### [TASK INSTRUCTIONS]
Pictures stay out; everything else in the records below is copied exactly.
*** PROVIDED DATA
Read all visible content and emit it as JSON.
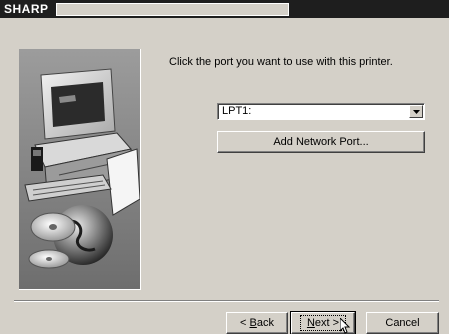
{
  "titlebar": {
    "title": "SHARP"
  },
  "main": {
    "instruction": "Click the port you want to use with this printer.",
    "port_select": {
      "value": "LPT1:"
    },
    "add_network_port_label": "Add Network Port..."
  },
  "footer": {
    "back": {
      "prefix": "< ",
      "accel": "B",
      "rest": "ack"
    },
    "next": {
      "accel": "N",
      "rest": "ext >"
    },
    "cancel_label": "Cancel"
  },
  "icons": {
    "dropdown": "chevron-down-icon",
    "artwork": "computer-and-globe-illustration",
    "cursor": "mouse-pointer-icon"
  },
  "colors": {
    "titlebar": "#1e1e1e",
    "dialog": "#d4d0c8"
  }
}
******
### [RESPONSE BELOW]
Read all visible content and emit it as JSON.
{
  "titlebar": {
    "title": "SHARP"
  },
  "main": {
    "instruction": "Click the port you want to use with this printer.",
    "port_select": {
      "value": "LPT1:"
    },
    "add_network_port_label": "Add Network Port..."
  },
  "footer": {
    "back": {
      "prefix": "< ",
      "accel": "B",
      "rest": "ack"
    },
    "next": {
      "accel": "N",
      "rest": "ext >"
    },
    "cancel_label": "Cancel"
  },
  "icons": {
    "dropdown": "chevron-down-icon",
    "artwork": "computer-and-globe-illustration",
    "cursor": "mouse-pointer-icon"
  },
  "colors": {
    "titlebar": "#1e1e1e",
    "dialog": "#d4d0c8"
  }
}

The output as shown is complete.